Again, if you were going to take a car or bike, be careful! You never know what might come into your path and what may distract you at such high altitudes, so only choose to drive your car or bike through these winding, mountaintop roads if you have the experience. However, some of the hills and roads are docile enough to pass through and offer the most breathtaking scenery you could imagine! 
Public transportation, except for some busses, practically does not exist in Franconian Switzerland and should not be heavily relied upon. The best way to get into the region would be to take a train or rely on some sort of ride-share or taxi service. 

Where To Stay In The Franconian Switzerland Region

• Hotel Plaza – Nürnberger Straße 13, Forchheim
• Hotel Goldener Hirsch – Bahnhofstraße 13, 95444 Bayreuth 
• Hotel Sonne29 – Hauptstrasse 29, 91320 Ebermannstadt

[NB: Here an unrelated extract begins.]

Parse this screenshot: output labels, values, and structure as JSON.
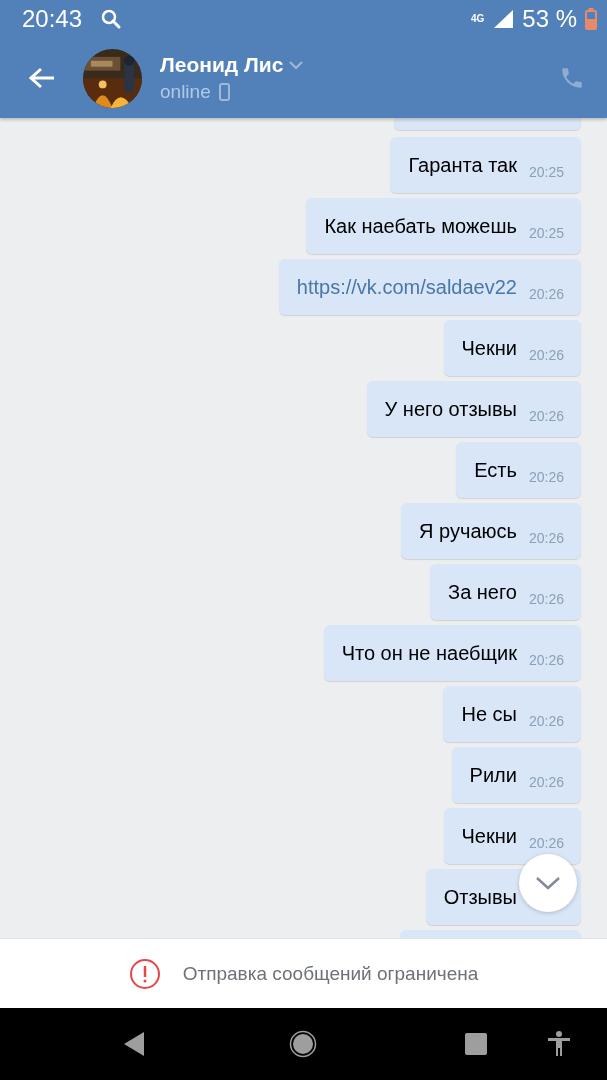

Northeast of Forchheim, in the town of Bamberg, there’s a secret a brewin’ that will excite any beer enthusiast. They smoke their beer in Bamberg (particularly in the brewpub Schlenkerla)! That’s right, smoked beer, or Rauchbier, uses a process that involves drying malt over an open flame. The end result of the drying gives the malt smoky notes that have been imitated the world over! So why not grab a pint of Rauchbier after that long overdue hike in Franconian Switzerland?